Diagnosed concussions rose by nearly 32 percent in the NFL this season, according to data released Friday by the league.
The 2015 total was 271, a figure that includes all preseason and regular-season games as well as all practices since the start of training camp. The league had previously boasted of a decrease in reported concussions in both 2014 (206) and 2013 (229), a drop the league attributed to an enhanced concussion protocol it implemented after the 2012 season. There had been 261 concussions in 2012.
The NFL says reported concussions in regular-season games rose 58 percent from 2014 to 2015 -- the highest number (182) in any of the past four years.
The league offered no immediate context or explanation to go with the data release, which was conducted by Quintiles Injury Surveillance and Analytics.
Of the 271 concussions in 2015, 234 occurred in games and 37 in practice. The report listed the following as the most common causes during regular-season games:
- Contact with another helmet (92)
- Contact with the playing surface (29)
- Contact with a shoulder (23)

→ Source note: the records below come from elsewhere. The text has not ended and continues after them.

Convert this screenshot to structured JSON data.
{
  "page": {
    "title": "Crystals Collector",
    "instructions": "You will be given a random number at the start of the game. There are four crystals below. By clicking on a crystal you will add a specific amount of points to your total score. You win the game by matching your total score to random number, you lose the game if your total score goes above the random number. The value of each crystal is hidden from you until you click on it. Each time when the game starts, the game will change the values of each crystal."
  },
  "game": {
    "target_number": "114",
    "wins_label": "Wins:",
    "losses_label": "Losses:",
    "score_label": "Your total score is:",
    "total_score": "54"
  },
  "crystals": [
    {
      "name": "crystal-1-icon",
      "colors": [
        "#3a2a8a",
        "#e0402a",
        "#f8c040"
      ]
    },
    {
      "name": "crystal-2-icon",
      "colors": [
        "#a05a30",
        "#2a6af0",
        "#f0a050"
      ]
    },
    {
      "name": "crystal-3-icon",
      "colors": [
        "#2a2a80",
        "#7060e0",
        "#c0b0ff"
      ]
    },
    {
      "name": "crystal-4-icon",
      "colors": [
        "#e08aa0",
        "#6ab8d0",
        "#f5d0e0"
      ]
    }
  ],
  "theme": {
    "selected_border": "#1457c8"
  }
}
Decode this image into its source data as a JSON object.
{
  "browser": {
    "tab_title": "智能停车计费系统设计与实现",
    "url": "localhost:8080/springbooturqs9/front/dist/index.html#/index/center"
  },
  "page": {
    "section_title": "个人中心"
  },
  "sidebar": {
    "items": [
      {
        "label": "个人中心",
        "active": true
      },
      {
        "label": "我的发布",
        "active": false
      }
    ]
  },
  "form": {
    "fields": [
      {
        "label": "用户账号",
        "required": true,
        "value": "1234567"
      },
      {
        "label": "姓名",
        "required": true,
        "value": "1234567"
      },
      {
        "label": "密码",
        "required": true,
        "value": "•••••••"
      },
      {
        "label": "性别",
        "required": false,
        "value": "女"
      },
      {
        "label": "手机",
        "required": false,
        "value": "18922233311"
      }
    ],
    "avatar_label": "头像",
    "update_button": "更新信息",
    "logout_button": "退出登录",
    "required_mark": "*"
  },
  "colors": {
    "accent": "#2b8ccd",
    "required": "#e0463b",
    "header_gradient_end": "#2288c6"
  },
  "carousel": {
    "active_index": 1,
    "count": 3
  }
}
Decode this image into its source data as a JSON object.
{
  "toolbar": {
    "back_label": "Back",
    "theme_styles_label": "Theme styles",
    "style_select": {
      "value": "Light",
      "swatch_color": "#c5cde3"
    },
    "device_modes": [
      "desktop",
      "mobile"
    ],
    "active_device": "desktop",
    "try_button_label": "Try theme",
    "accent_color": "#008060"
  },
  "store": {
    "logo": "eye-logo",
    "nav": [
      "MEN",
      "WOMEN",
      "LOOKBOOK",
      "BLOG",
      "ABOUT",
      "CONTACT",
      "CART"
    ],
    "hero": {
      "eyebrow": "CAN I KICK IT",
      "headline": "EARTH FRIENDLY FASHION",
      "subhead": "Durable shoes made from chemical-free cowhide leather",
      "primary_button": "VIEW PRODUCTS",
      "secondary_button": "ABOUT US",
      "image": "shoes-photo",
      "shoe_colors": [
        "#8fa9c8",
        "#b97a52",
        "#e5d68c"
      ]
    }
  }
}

Meanwhile, the league also reported an increase in knee injuries to the ACL and MCL. According to the data, ACL injuries rose from 49 last season to 56 in 2015 but were still lower than the 62 from 2013. There were 170 MCL injuries in 2015, up from 139 last season, 136 in 2013 and 132 in 2012.